[Record extracts — start]

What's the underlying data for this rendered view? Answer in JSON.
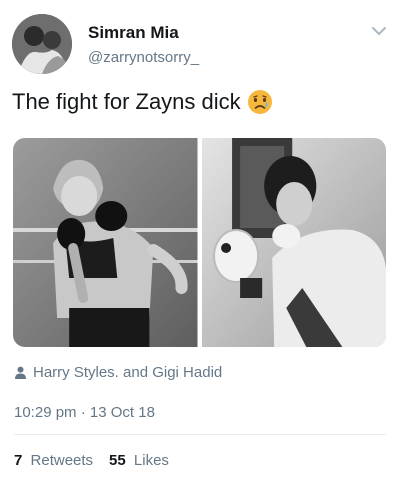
{
  "user": {
    "name": "Simran Mia",
    "handle": "@zarrynotsorry_"
  },
  "tweet": {
    "text": "The fight for Zayns dick",
    "emoji": "sad-tear-face-emoji",
    "tagged_people": "Harry Styles. and Gigi Hadid",
    "timestamp": "10:29 pm · 13 Oct 18"
  },
  "stats": {
    "retweets_count": "7",
    "retweets_label": "Retweets",
    "likes_count": "55",
    "likes_label": "Likes"
  },
  "colors": {
    "text": "#14171a",
    "secondary": "#657786",
    "divider": "#e6ecf0"
  }
}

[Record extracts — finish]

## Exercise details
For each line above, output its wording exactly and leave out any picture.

## Response to the exercise
What's the underlying data for this rendered view? Answer in JSON.
{
  "user": {
    "name": "Simran Mia",
    "handle": "@zarrynotsorry_"
  },
  "tweet": {
    "text": "The fight for Zayns dick",
    "emoji": "sad-tear-face-emoji",
    "tagged_people": "Harry Styles. and Gigi Hadid",
    "timestamp": "10:29 pm · 13 Oct 18"
  },
  "stats": {
    "retweets_count": "7",
    "retweets_label": "Retweets",
    "likes_count": "55",
    "likes_label": "Likes"
  },
  "colors": {
    "text": "#14171a",
    "secondary": "#657786",
    "divider": "#e6ecf0"
  }
}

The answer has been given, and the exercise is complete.